- Opening Delimiter -

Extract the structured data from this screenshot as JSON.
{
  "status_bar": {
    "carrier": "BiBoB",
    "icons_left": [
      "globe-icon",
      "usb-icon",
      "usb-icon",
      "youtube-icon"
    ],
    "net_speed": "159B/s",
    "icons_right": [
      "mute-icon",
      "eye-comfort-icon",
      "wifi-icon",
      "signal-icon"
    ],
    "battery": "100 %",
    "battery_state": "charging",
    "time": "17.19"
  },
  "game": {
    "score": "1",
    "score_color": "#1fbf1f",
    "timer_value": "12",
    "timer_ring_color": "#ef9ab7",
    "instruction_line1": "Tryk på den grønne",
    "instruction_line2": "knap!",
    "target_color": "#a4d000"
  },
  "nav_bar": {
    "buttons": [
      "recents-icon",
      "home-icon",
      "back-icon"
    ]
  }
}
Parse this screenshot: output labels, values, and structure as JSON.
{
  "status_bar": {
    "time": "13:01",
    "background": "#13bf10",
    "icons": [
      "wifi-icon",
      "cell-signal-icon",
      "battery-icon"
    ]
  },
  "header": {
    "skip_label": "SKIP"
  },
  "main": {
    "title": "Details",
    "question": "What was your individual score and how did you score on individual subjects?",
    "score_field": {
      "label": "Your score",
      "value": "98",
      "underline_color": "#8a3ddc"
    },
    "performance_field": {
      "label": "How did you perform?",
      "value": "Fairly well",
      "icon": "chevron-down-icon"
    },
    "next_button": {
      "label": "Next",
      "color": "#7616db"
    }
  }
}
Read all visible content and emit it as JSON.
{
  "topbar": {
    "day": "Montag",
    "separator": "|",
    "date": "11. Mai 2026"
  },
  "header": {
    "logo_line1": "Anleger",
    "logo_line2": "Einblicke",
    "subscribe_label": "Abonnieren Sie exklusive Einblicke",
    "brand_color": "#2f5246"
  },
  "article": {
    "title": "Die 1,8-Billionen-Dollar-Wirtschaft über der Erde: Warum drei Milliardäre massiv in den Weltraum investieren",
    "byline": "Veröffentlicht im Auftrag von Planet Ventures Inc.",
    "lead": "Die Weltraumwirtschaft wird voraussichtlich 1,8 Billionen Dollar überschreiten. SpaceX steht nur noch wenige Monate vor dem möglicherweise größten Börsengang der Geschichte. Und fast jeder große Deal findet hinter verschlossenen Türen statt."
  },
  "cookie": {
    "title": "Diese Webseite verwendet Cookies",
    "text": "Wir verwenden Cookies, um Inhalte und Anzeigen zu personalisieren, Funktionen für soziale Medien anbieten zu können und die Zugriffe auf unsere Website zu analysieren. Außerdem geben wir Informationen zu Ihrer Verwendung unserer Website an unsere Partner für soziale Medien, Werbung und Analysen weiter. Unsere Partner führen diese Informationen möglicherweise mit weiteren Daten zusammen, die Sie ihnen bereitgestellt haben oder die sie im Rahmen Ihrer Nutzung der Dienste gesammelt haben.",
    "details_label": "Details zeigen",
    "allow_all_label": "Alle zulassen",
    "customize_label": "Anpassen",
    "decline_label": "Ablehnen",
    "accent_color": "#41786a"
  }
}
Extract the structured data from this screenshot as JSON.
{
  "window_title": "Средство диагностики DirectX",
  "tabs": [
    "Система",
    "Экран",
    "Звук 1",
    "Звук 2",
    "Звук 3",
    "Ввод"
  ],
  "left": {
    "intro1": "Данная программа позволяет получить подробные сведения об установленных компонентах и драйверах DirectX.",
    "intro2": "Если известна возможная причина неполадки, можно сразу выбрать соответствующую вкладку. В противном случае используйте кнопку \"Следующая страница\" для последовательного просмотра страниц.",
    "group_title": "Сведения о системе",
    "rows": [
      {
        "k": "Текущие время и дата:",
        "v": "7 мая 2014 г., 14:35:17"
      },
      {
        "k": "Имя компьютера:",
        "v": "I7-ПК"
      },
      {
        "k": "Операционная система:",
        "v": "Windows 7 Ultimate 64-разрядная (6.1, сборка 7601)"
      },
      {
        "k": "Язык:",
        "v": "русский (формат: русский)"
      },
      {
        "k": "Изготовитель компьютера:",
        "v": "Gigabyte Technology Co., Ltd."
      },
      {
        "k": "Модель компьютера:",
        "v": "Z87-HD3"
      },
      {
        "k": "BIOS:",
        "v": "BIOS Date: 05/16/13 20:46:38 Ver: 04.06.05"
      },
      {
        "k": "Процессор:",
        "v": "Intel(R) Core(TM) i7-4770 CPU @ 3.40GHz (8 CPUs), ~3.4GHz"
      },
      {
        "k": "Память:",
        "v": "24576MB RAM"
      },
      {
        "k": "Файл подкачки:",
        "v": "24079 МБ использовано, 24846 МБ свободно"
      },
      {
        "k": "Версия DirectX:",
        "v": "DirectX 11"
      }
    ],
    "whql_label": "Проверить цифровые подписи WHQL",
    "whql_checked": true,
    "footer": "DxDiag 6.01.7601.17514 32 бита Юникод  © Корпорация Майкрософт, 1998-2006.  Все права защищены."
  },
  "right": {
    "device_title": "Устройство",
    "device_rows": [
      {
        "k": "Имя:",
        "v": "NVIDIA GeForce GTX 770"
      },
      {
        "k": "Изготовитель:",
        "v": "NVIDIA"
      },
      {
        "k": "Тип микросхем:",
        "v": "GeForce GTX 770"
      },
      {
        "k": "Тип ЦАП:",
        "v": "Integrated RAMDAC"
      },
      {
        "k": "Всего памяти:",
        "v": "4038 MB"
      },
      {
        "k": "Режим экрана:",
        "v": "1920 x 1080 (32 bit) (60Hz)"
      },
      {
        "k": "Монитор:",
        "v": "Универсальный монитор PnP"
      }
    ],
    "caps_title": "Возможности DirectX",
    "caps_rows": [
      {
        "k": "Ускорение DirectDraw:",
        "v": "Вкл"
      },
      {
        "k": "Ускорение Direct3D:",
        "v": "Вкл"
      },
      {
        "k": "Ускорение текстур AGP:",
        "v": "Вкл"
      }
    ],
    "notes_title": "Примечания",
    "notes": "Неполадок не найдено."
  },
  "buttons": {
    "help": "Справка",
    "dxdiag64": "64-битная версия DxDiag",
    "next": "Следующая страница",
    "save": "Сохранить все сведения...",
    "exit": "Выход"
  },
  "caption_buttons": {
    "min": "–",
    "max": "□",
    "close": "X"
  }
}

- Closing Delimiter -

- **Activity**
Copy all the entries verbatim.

- **Answer for the task**
Extract the structured data from this screenshot as JSON.
{
  "status_bar": {
    "carrier": "BiBoB",
    "icons_left": [
      "globe-icon",
      "usb-icon",
      "usb-icon",
      "youtube-icon"
    ],
    "net_speed": "159B/s",
    "icons_right": [
      "mute-icon",
      "eye-comfort-icon",
      "wifi-icon",
      "signal-icon"
    ],
    "battery": "100 %",
    "battery_state": "charging",
    "time": "17.19"
  },
  "game": {
    "score": "1",
    "score_color": "#1fbf1f",
    "timer_value": "12",
    "timer_ring_color": "#ef9ab7",
    "instruction_line1": "Tryk på den grønne",
    "instruction_line2": "knap!",
    "target_color": "#a4d000"
  },
  "nav_bar": {
    "buttons": [
      "recents-icon",
      "home-icon",
      "back-icon"
    ]
  }
}
Parse this screenshot: output labels, values, and structure as JSON.
{
  "status_bar": {
    "time": "13:01",
    "background": "#13bf10",
    "icons": [
      "wifi-icon",
      "cell-signal-icon",
      "battery-icon"
    ]
  },
  "header": {
    "skip_label": "SKIP"
  },
  "main": {
    "title": "Details",
    "question": "What was your individual score and how did you score on individual subjects?",
    "score_field": {
      "label": "Your score",
      "value": "98",
      "underline_color": "#8a3ddc"
    },
    "performance_field": {
      "label": "How did you perform?",
      "value": "Fairly well",
      "icon": "chevron-down-icon"
    },
    "next_button": {
      "label": "Next",
      "color": "#7616db"
    }
  }
}
Read all visible content and emit it as JSON.
{
  "topbar": {
    "day": "Montag",
    "separator": "|",
    "date": "11. Mai 2026"
  },
  "header": {
    "logo_line1": "Anleger",
    "logo_line2": "Einblicke",
    "subscribe_label": "Abonnieren Sie exklusive Einblicke",
    "brand_color": "#2f5246"
  },
  "article": {
    "title": "Die 1,8-Billionen-Dollar-Wirtschaft über der Erde: Warum drei Milliardäre massiv in den Weltraum investieren",
    "byline": "Veröffentlicht im Auftrag von Planet Ventures Inc.",
    "lead": "Die Weltraumwirtschaft wird voraussichtlich 1,8 Billionen Dollar überschreiten. SpaceX steht nur noch wenige Monate vor dem möglicherweise größten Börsengang der Geschichte. Und fast jeder große Deal findet hinter verschlossenen Türen statt."
  },
  "cookie": {
    "title": "Diese Webseite verwendet Cookies",
    "text": "Wir verwenden Cookies, um Inhalte und Anzeigen zu personalisieren, Funktionen für soziale Medien anbieten zu können und die Zugriffe auf unsere Website zu analysieren. Außerdem geben wir Informationen zu Ihrer Verwendung unserer Website an unsere Partner für soziale Medien, Werbung und Analysen weiter. Unsere Partner führen diese Informationen möglicherweise mit weiteren Daten zusammen, die Sie ihnen bereitgestellt haben oder die sie im Rahmen Ihrer Nutzung der Dienste gesammelt haben.",
    "details_label": "Details zeigen",
    "allow_all_label": "Alle zulassen",
    "customize_label": "Anpassen",
    "decline_label": "Ablehnen",
    "accent_color": "#41786a"
  }
}
Extract the structured data from this screenshot as JSON.
{
  "window_title": "Средство диагностики DirectX",
  "tabs": [
    "Система",
    "Экран",
    "Звук 1",
    "Звук 2",
    "Звук 3",
    "Ввод"
  ],
  "left": {
    "intro1": "Данная программа позволяет получить подробные сведения об установленных компонентах и драйверах DirectX.",
    "intro2": "Если известна возможная причина неполадки, можно сразу выбрать соответствующую вкладку. В противном случае используйте кнопку \"Следующая страница\" для последовательного просмотра страниц.",
    "group_title": "Сведения о системе",
    "rows": [
      {
        "k": "Текущие время и дата:",
        "v": "7 мая 2014 г., 14:35:17"
      },
      {
        "k": "Имя компьютера:",
        "v": "I7-ПК"
      },
      {
        "k": "Операционная система:",
        "v": "Windows 7 Ultimate 64-разрядная (6.1, сборка 7601)"
      },
      {
        "k": "Язык:",
        "v": "русский (формат: русский)"
      },
      {
        "k": "Изготовитель компьютера:",
        "v": "Gigabyte Technology Co., Ltd."
      },
      {
        "k": "Модель компьютера:",
        "v": "Z87-HD3"
      },
      {
        "k": "BIOS:",
        "v": "BIOS Date: 05/16/13 20:46:38 Ver: 04.06.05"
      },
      {
        "k": "Процессор:",
        "v": "Intel(R) Core(TM) i7-4770 CPU @ 3.40GHz (8 CPUs), ~3.4GHz"
      },
      {
        "k": "Память:",
        "v": "24576MB RAM"
      },
      {
        "k": "Файл подкачки:",
        "v": "24079 МБ использовано, 24846 МБ свободно"
      },
      {
        "k": "Версия DirectX:",
        "v": "DirectX 11"
      }
    ],
    "whql_label": "Проверить цифровые подписи WHQL",
    "whql_checked": true,
    "footer": "DxDiag 6.01.7601.17514 32 бита Юникод  © Корпорация Майкрософт, 1998-2006.  Все права защищены."
  },
  "right": {
    "device_title": "Устройство",
    "device_rows": [
      {
        "k": "Имя:",
        "v": "NVIDIA GeForce GTX 770"
      },
      {
        "k": "Изготовитель:",
        "v": "NVIDIA"
      },
      {
        "k": "Тип микросхем:",
        "v": "GeForce GTX 770"
      },
      {
        "k": "Тип ЦАП:",
        "v": "Integrated RAMDAC"
      },
      {
        "k": "Всего памяти:",
        "v": "4038 MB"
      },
      {
        "k": "Режим экрана:",
        "v": "1920 x 1080 (32 bit) (60Hz)"
      },
      {
        "k": "Монитор:",
        "v": "Универсальный монитор PnP"
      }
    ],
    "caps_title": "Возможности DirectX",
    "caps_rows": [
      {
        "k": "Ускорение DirectDraw:",
        "v": "Вкл"
      },
      {
        "k": "Ускорение Direct3D:",
        "v": "Вкл"
      },
      {
        "k": "Ускорение текстур AGP:",
        "v": "Вкл"
      }
    ],
    "notes_title": "Примечания",
    "notes": "Неполадок не найдено."
  },
  "buttons": {
    "help": "Справка",
    "dxdiag64": "64-битная версия DxDiag",
    "next": "Следующая страница",
    "save": "Сохранить все сведения...",
    "exit": "Выход"
  },
  "caption_buttons": {
    "min": "–",
    "max": "□",
    "close": "X"
  }
}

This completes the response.